PhD student Daniel Pederson receives NSF Graduate Research Fellowship

PhD Student Daniel Pederson
PhD Student Daniel Pederson
The NSF Graduate Research Fellowship Program (GRFP) helps ensure the vitality of the human resource base of science and engineering in the United States and reinforces its diversity. Daniel works with Professor Pedro Irazoqui in the Center for Implantable Devices.

PhD student Daniel Pederson has received the National Science Foundation Graduate Research Fellowship.

The NSF Graduate Research Fellowship Program (GRFP) helps ensure the vitality of the human resource base of science and engineering in the United States and reinforces its diversity. The program recognizes and supports outstanding graduate students in NSF-supported science, technology, engineering, and mathematics disciplines who are pursuing research-based master's and doctoral degrees at accredited United States institutions. 

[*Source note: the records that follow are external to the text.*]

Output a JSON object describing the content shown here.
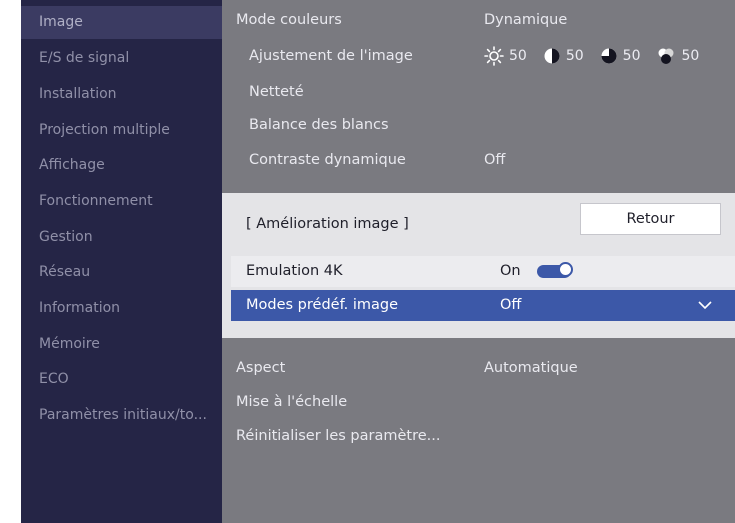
{
  "sidebar": {
    "items": [
      {
        "label": "Image",
        "active": true
      },
      {
        "label": "E/S de signal"
      },
      {
        "label": "Installation"
      },
      {
        "label": "Projection multiple"
      },
      {
        "label": "Affichage"
      },
      {
        "label": "Fonctionnement"
      },
      {
        "label": "Gestion"
      },
      {
        "label": "Réseau"
      },
      {
        "label": "Information"
      },
      {
        "label": "Mémoire"
      },
      {
        "label": "ECO"
      },
      {
        "label": "Paramètres initiaux/to..."
      }
    ]
  },
  "main": {
    "color_mode": {
      "label": "Mode couleurs",
      "value": "Dynamique"
    },
    "image_adjust": {
      "label": "Ajustement de l'image",
      "values": [
        {
          "icon": "brightness-icon",
          "value": "50"
        },
        {
          "icon": "contrast-icon",
          "value": "50"
        },
        {
          "icon": "saturation-icon",
          "value": "50"
        },
        {
          "icon": "tint-icon",
          "value": "50"
        }
      ]
    },
    "sharpness": {
      "label": "Netteté"
    },
    "white_balance": {
      "label": "Balance des blancs"
    },
    "dynamic_contrast": {
      "label": "Contraste dynamique",
      "value": "Off"
    },
    "aspect": {
      "label": "Aspect",
      "value": "Automatique"
    },
    "scaling": {
      "label": "Mise à l'échelle"
    },
    "reset": {
      "label": "Réinitialiser les paramètre..."
    }
  },
  "dialog": {
    "title": "[ Amélioration image ]",
    "back_label": "Retour",
    "emulation": {
      "label": "Emulation 4K",
      "value": "On",
      "toggle_on": true
    },
    "preset": {
      "label": "Modes prédéf. image",
      "value": "Off"
    }
  },
  "colors": {
    "accent": "#3c58a8",
    "sidebar_bg": "#252546",
    "panel_bg": "#7a7a80",
    "dialog_bg": "#e4e4e7"
  }
}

As the oldest graduate fellowship of its kind, the GRFP has a long history of selecting recipients who achieve high levels of success in their future academic and professional careers.  The reputation of the GRFP follows recipients and often helps them become life-long leaders that contribute significantly to both scientific innovation and teaching.  Past fellows include numerous Nobel Prize winners, U.S. Secretary of Energy, Steven Chu, Google founder, Sergey Brin and Freakonomics co-author, Steven Levitt.   

Fellows share in the prestige and opportunities that become available when they are selected.  Fellows benefit from a three-year annual stipend of $32,000 along with a $12,000 cost of education allowance for tuition and fees (paid to the institution), opportunities for international research and professional development, and the freedom to conduct their own research at any accredited U.S. institution of graduate education they choose. 

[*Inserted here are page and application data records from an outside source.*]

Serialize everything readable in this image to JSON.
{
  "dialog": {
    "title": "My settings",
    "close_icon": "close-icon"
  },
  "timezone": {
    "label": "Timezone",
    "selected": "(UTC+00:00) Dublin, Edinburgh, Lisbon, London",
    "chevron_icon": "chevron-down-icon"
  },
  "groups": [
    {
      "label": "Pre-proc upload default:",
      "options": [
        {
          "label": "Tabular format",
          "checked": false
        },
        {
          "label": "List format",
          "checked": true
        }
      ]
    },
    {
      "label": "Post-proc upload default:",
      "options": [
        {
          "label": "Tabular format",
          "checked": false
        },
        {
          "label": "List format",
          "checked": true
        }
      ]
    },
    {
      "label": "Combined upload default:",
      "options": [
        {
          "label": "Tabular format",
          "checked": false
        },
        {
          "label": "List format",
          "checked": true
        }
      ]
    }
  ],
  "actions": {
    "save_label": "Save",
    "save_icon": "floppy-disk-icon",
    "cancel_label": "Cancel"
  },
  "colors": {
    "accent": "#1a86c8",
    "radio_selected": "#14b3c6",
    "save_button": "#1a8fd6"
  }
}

NSF Fellows are anticipated to become knowledge experts who can contribute significantly to research, teaching, and innovations in science and engineering. These individuals are crucial to maintaining and advancing the nation's technological infrastructure and national security as well as contributing to the economic well-being of society at large.

Daniel currently works with Professor Pedro Irazoqui in the Center for Implantable Devices. His research is focused on medical implantable devices for treating people with epilepsy. He has just completed his second semester as a PhD student.